But the key is dried chickpeas that you've soaked overnight. And the baking soda. And...let it sit for 24 hours before you serve it - the flavours are so much better the next day.
1 1/4 cup of dried chickpeas
1 tsp baking soda
6 1/2 cups of water
1 cup of tahini (originally calls for an extra 2 tbsp of tahini - but I don't find it makes a huge difference)
4 tbsp freshly squeezed lemon juice (add more if you like it, and at the end, some lemon zest for extra zing)
4 garlic cloves, crushed
6 1/2 tbsp ice water (I am going to start adding more, as I find it needs to be a bit thinned)
1 1/2 tsp salt
Good olive oil (for serving)
Soak the dried chickpeas overnight in double the amount of water. They'll be much larger in the morning - so be sure to give them enough water to absorb.
Drain them. Put them in a saucepan over medium heat and sprinkle the baking soda over them. Stir constantly and cook for about three minutes. Add the water and bring to a boil. Skim the surface to remove foam and any skins that float to the top.

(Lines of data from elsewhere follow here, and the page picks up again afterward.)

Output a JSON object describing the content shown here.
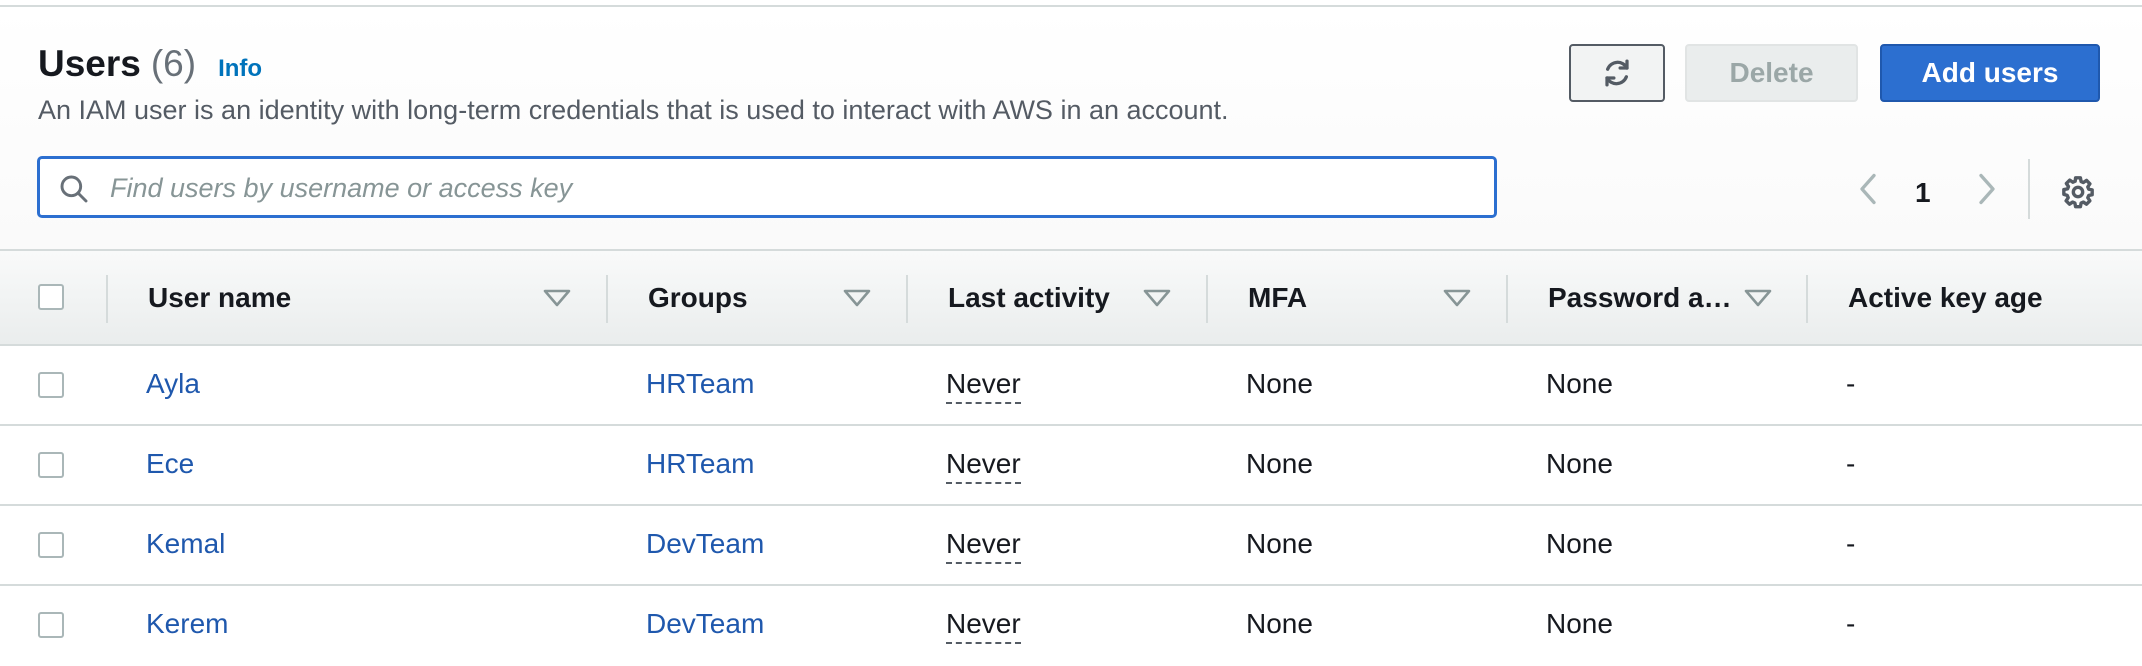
{
  "header": {
    "title": "Users",
    "count": "(6)",
    "info_link": "Info",
    "description": "An IAM user is an identity with long-term credentials that is used to interact with AWS in an account."
  },
  "toolbar": {
    "refresh_icon": "refresh-icon",
    "delete_label": "Delete",
    "add_users_label": "Add users"
  },
  "search": {
    "placeholder": "Find users by username or access key",
    "value": ""
  },
  "pagination": {
    "current_page": "1"
  },
  "table": {
    "columns": [
      "User name",
      "Groups",
      "Last activity",
      "MFA",
      "Password a…",
      "Active key age"
    ],
    "rows": [
      {
        "user": "Ayla",
        "group": "HRTeam",
        "last_activity": "Never",
        "mfa": "None",
        "password_age": "None",
        "key_age": "-"
      },
      {
        "user": "Ece",
        "group": "HRTeam",
        "last_activity": "Never",
        "mfa": "None",
        "password_age": "None",
        "key_age": "-"
      },
      {
        "user": "Kemal",
        "group": "DevTeam",
        "last_activity": "Never",
        "mfa": "None",
        "password_age": "None",
        "key_age": "-"
      },
      {
        "user": "Kerem",
        "group": "DevTeam",
        "last_activity": "Never",
        "mfa": "None",
        "password_age": "None",
        "key_age": "-"
      }
    ]
  },
  "colors": {
    "primary": "#2c6fd0",
    "link": "#1f58ad",
    "info": "#0073bb",
    "border": "#d5dbdb"
  }
}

Cook the beans for approximately 30 minutes - always skimming...always skimming. The beans can take anywhere from 20 to 40 minutes to cook - they're ready when they're soft and squishable with your fingers (but not mushy).
Drain the chickpeas. Drag out the food processor and pour the chickpeas in the bowl. Process until you have a paste. Then, with the processor still running, add the tahini, garlic, lemon juice, salt. Slowly drizzle in the ice water. Let it spin about for five minutes - it should get lighter and creamier as it goes.
Put the hummus in a bowl and cover with plastic wrap - and I mean press the plastic wrap right onto the surface of the hummus (otherwise it develops a crusty surface - ugy). Refrigerate. Leave it for the flavours to develop until the next day. Bring it out of the fridge to warm up for about 30 minutes before serving. You can pour a really good olive oil over the surface and sprinkle with smoked paprika and chopped parsley (oooo, a little lemon zest would be good too). It will keep in the fridge for about three days.
You have a couple of options if the hummus is too thick - you could add more ice water or, as I read somewhere, you could keep a little of the water you cooked the chickpeas in (which will have all the starch in it) and add it until you get the consistency you like. And trust me, learn from my mistakes...I forgot the salt last time - ugy...
I don't know where Johnny is now - the Armenian Kitchen is still there - we had a big sendoff dinner there on the weekend for my cousin Joff (he's in the banner photo of Foodnut - that's him as a little boy on the far right) He is riding his penny farthing west to the Rockies on the Adventure Cycling Route, then south to Patagonia...He's already ridden the thing 35,000 kilometres around the world. So we made sure he was well and truly stuffed with hummus that night. So if you see him somewhere on the road in the US - you can't miss him - can you spare a meal for him?
Also...this is extremely useful - 10 common mistakes in hummus recipes - a reader left this as a comment on the pickled turnips blog post and I thank her for it!